* WORK REQUEST
Filter the entries below down to the lines that hold "Cathedral".

* PROVIDED ENTRIES
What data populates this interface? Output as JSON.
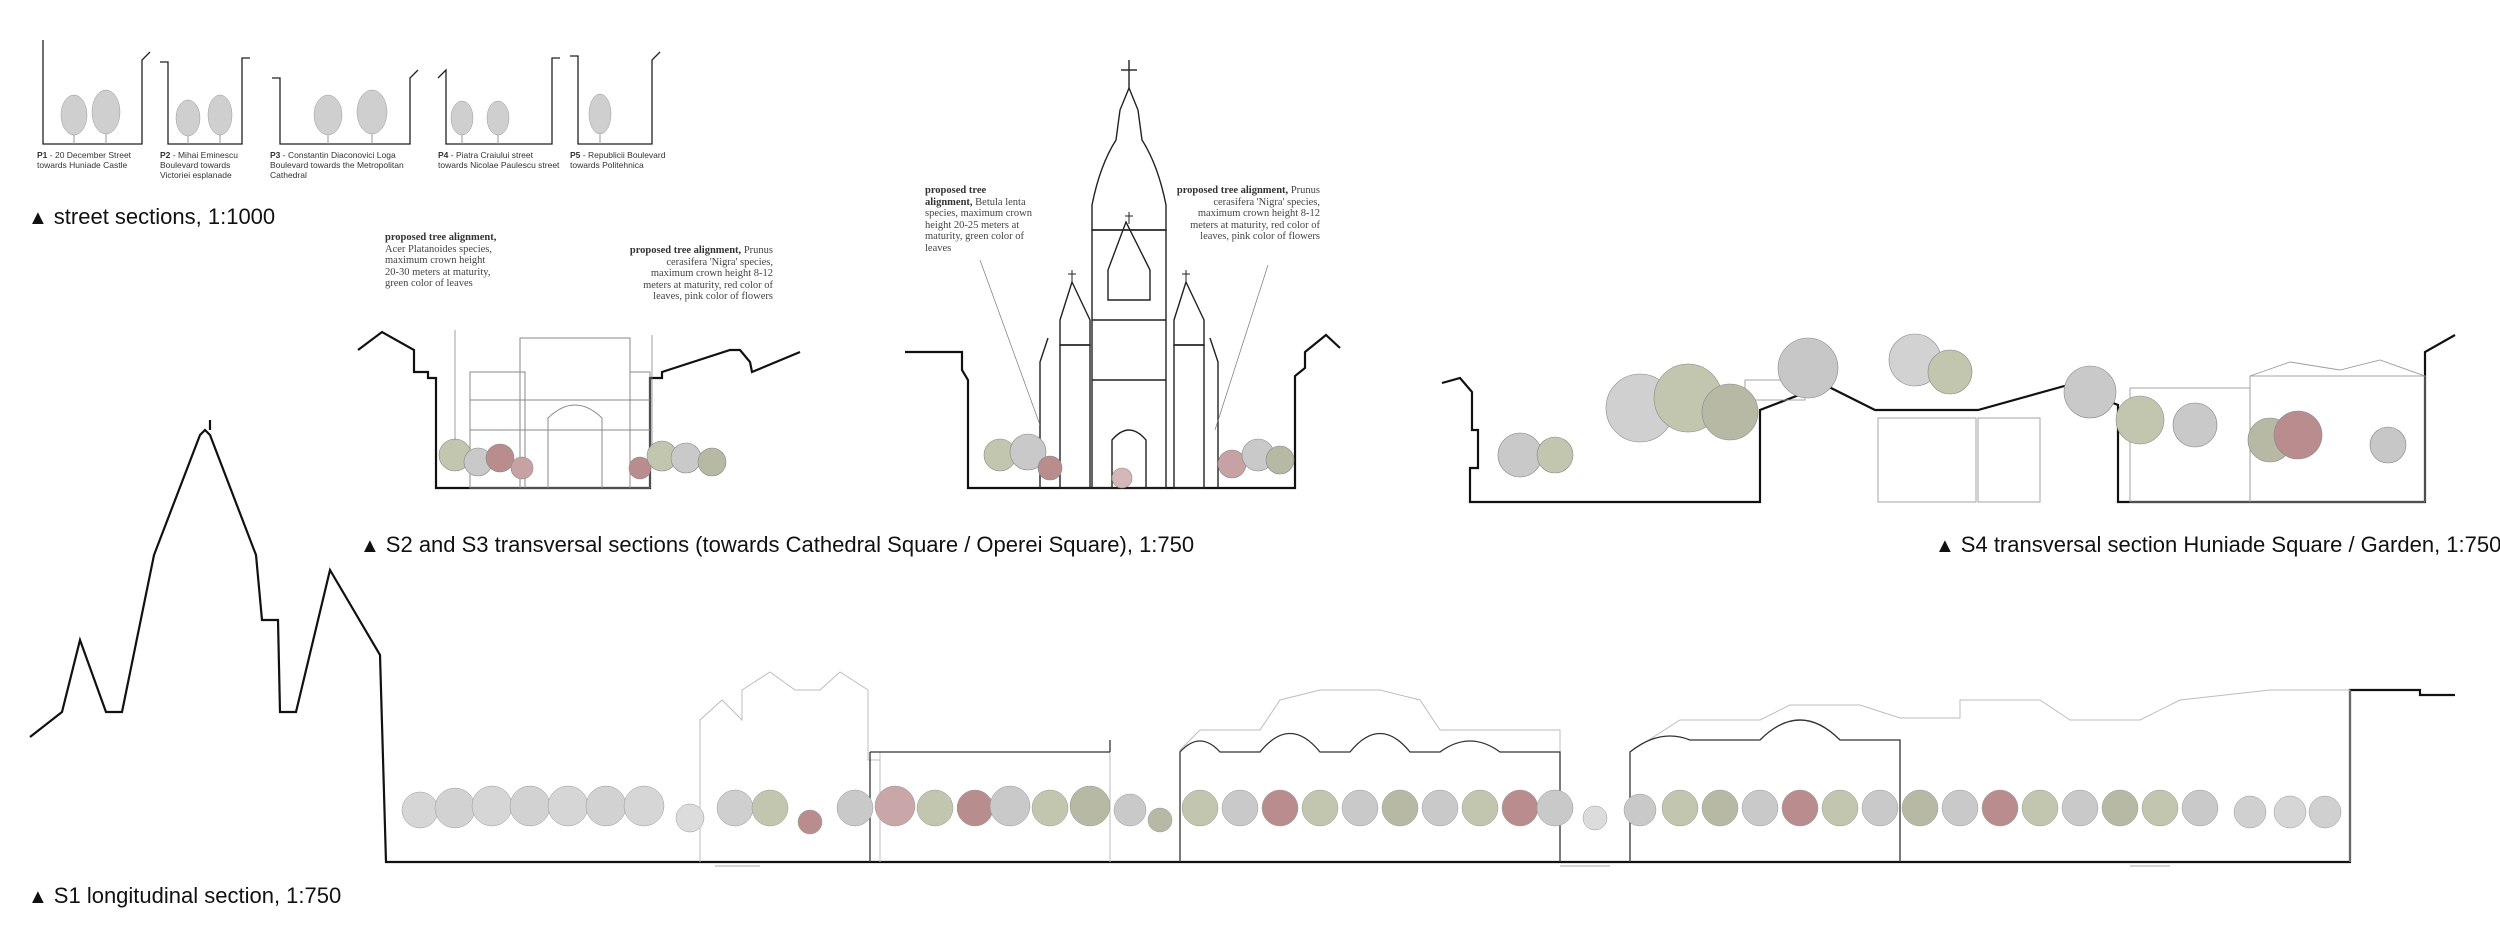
{
  "street_sections": {
    "title": "street sections, 1:1000",
    "items": [
      {
        "code": "P1",
        "text": "- 20 December Street towards Huniade Castle"
      },
      {
        "code": "P2",
        "text": "- Mihai Eminescu Boulevard towards Victoriei esplanade"
      },
      {
        "code": "P3",
        "text": "- Constantin Diaconovici Loga Boulevard towards the Metropolitan Cathedral"
      },
      {
        "code": "P4",
        "text": "- Piatra Craiului street towards Nicolae Paulescu street"
      },
      {
        "code": "P5",
        "text": "- Republicii Boulevard towards Politehnica"
      }
    ]
  },
  "s2_s3": {
    "title": "S2 and S3 transversal sections (towards Cathedral Square / Operei Square), 1:750",
    "notes": [
      {
        "head": "proposed tree alignment,",
        "text": "Acer Platanoides species, maximum crown height 20-30 meters at maturity, green color of leaves"
      },
      {
        "head": "proposed tree alignment,",
        "text": "Prunus cerasifera 'Nigra' species, maximum crown height 8-12 meters at maturity, red color of leaves, pink color of flowers"
      },
      {
        "head": "proposed tree alignment,",
        "text": "Betula lenta species, maximum crown height 20-25 meters at maturity, green color of leaves"
      },
      {
        "head": "proposed tree alignment,",
        "text": "Prunus cerasifera 'Nigra' species, maximum crown height 8-12 meters at maturity, red color of leaves, pink color of flowers"
      }
    ]
  },
  "s4": {
    "title": "S4 transversal section Huniade Square / Garden, 1:750"
  },
  "s1": {
    "title": "S1 longitudinal section, 1:750"
  },
  "colors": {
    "line": "#111111",
    "ghost": "#bdbdbd",
    "tree_grey": "#c9c9c9",
    "tree_green": "#b7b9a4",
    "tree_red": "#b98c8e"
  },
  "marker_glyph": "▲"
}
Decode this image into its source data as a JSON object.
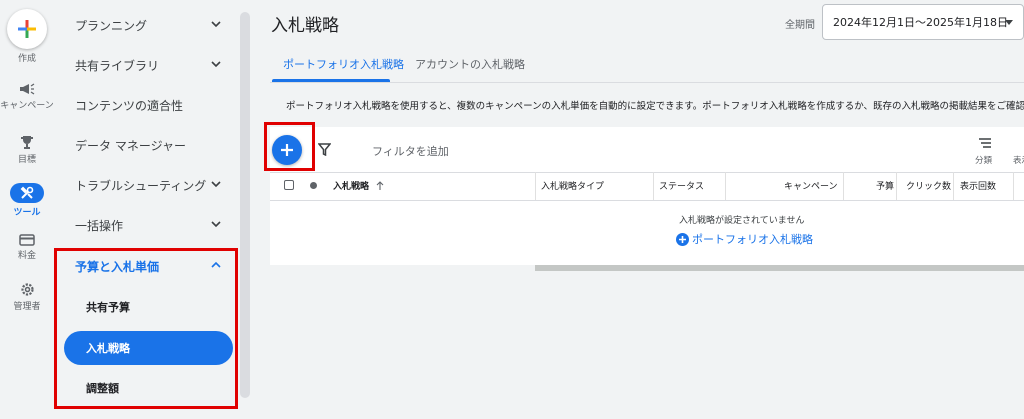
{
  "rail": {
    "create_label": "作成",
    "items": [
      {
        "label": "キャンペーン",
        "icon": "megaphone-icon"
      },
      {
        "label": "目標",
        "icon": "trophy-icon"
      },
      {
        "label": "ツール",
        "icon": "tools-icon",
        "active": true
      },
      {
        "label": "料金",
        "icon": "credit-card-icon"
      },
      {
        "label": "管理者",
        "icon": "gear-icon"
      }
    ]
  },
  "nav": {
    "items": [
      {
        "label": "プランニング",
        "expandable": true
      },
      {
        "label": "共有ライブラリ",
        "expandable": true
      },
      {
        "label": "コンテンツの適合性",
        "expandable": false
      },
      {
        "label": "データ マネージャー",
        "expandable": false
      },
      {
        "label": "トラブルシューティング",
        "expandable": true
      },
      {
        "label": "一括操作",
        "expandable": true
      }
    ],
    "budget_section": {
      "label": "予算と入札単価",
      "children": [
        "共有予算",
        "入札戦略",
        "調整額"
      ],
      "active_child": "入札戦略"
    }
  },
  "header": {
    "title": "入札戦略",
    "period_label": "全期間",
    "date_range": "2024年12月1日～2025年1月18日"
  },
  "tabs": [
    {
      "label": "ポートフォリオ入札戦略",
      "active": true
    },
    {
      "label": "アカウントの入札戦略",
      "active": false
    }
  ],
  "description": "ポートフォリオ入札戦略を使用すると、複数のキャンペーンの入札単価を自動的に設定できます。ポートフォリオ入札戦略を作成するか、既存の入札戦略の掲載結果をご確認ください。",
  "toolbar": {
    "filter_placeholder": "フィルタを追加",
    "segment_label": "分類",
    "display_label": "表示"
  },
  "table": {
    "columns": [
      "入札戦略",
      "入札戦略タイプ",
      "ステータス",
      "キャンペーン",
      "予算",
      "クリック数",
      "表示回数"
    ],
    "empty_message": "入札戦略が設定されていません",
    "empty_action": "ポートフォリオ入札戦略"
  },
  "colors": {
    "accent": "#1a73e8",
    "highlight": "#e00000"
  }
}
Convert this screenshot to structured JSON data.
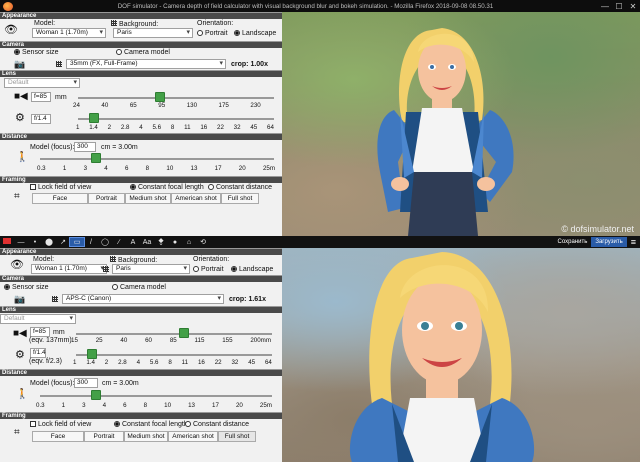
{
  "window": {
    "title": "DOF simulator - Camera depth of field calculator with visual background blur and bokeh simulation. - Mozilla Firefox 2018-09-08 08.50.31",
    "min": "—",
    "max": "☐",
    "close": "✕"
  },
  "sections": {
    "appearance": "Appearance",
    "camera": "Camera",
    "lens": "Lens",
    "distance": "Distance",
    "framing": "Framing"
  },
  "top": {
    "model_label": "Model:",
    "model_value": "Woman 1 (1.70m)",
    "background_label": "Background:",
    "background_value": "Paris",
    "orientation_label": "Orientation:",
    "portrait": "Portrait",
    "landscape": "Landscape",
    "sensor_size": "Sensor size",
    "camera_model": "Camera model",
    "sensor_value": "35mm (FX, Full-Frame)",
    "crop": "crop: 1.00x",
    "lens_preset": "Default",
    "focal_value": "f=85",
    "focal_unit": "mm",
    "focal_ticks": [
      "24",
      "40",
      "65",
      "95",
      "130",
      "175",
      "230",
      "300mm"
    ],
    "focal_level": 0.42,
    "aperture_value": "f/1.4",
    "aperture_ticks": [
      "1",
      "1.4",
      "2",
      "2.8",
      "4",
      "5.6",
      "8",
      "11",
      "16",
      "22",
      "32",
      "45",
      "64"
    ],
    "aperture_level": 0.08,
    "focus_label": "Model (focus):",
    "focus_value": "300",
    "focus_unit": "cm = 3.00m",
    "distance_ticks": [
      "0.3",
      "1",
      "3",
      "4",
      "6",
      "8",
      "10",
      "13",
      "17",
      "20",
      "25m"
    ],
    "distance_level": 0.24,
    "lock_fov": "Lock field of view",
    "const_focal": "Constant focal length",
    "const_distance": "Constant distance",
    "shots": [
      "Face",
      "Portrait",
      "Medium shot",
      "American shot",
      "Full shot"
    ]
  },
  "toolbar": {
    "save": "Сохранить",
    "upload": "Загрузить",
    "menu": "≡",
    "icons": [
      "—",
      "•",
      "⬤",
      "↗",
      "▭",
      "/",
      "◯",
      "∕",
      "A",
      "Aa",
      "⧪",
      "●",
      "⌂",
      "⟲"
    ]
  },
  "bottom": {
    "model_label": "Model:",
    "model_value": "Woman 1 (1.70m)",
    "background_label": "Background:",
    "background_value": "Paris",
    "orientation_label": "Orientation:",
    "portrait": "Portrait",
    "landscape": "Landscape",
    "sensor_size": "Sensor size",
    "camera_model": "Camera model",
    "sensor_value": "APS-C (Canon)",
    "crop": "crop: 1.61x",
    "lens_preset": "Default",
    "focal_value": "f=85",
    "focal_unit": "mm",
    "focal_eqv": "(eqv. 137mm)",
    "focal_ticks": [
      "15",
      "25",
      "40",
      "60",
      "85",
      "115",
      "155",
      "200mm"
    ],
    "focal_level": 0.55,
    "aperture_value": "f/1.4",
    "aperture_eqv": "(eqv. f/2.3)",
    "aperture_ticks": [
      "1",
      "1.4",
      "2",
      "2.8",
      "4",
      "5.6",
      "8",
      "11",
      "16",
      "22",
      "32",
      "45",
      "64"
    ],
    "aperture_level": 0.08,
    "focus_label": "Model (focus):",
    "focus_value": "300",
    "focus_unit": "cm = 3.00m",
    "distance_ticks": [
      "0.3",
      "1",
      "3",
      "4",
      "6",
      "8",
      "10",
      "13",
      "17",
      "20",
      "25m"
    ],
    "distance_level": 0.24,
    "lock_fov": "Lock field of view",
    "const_focal": "Constant focal length",
    "const_distance": "Constant distance",
    "shots": [
      "Face",
      "Portrait",
      "Medium shot",
      "American shot",
      "Full shot"
    ]
  },
  "watermark": "© dofsimulator.net"
}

* TASK RESULT
        "text": "- Constantin Diaconovici Loga Boulevard towards the Metropolitan Cathedral"
    "title": "S2 and S3 transversal sections (towards Cathedral Square / Operei Square), 1:750",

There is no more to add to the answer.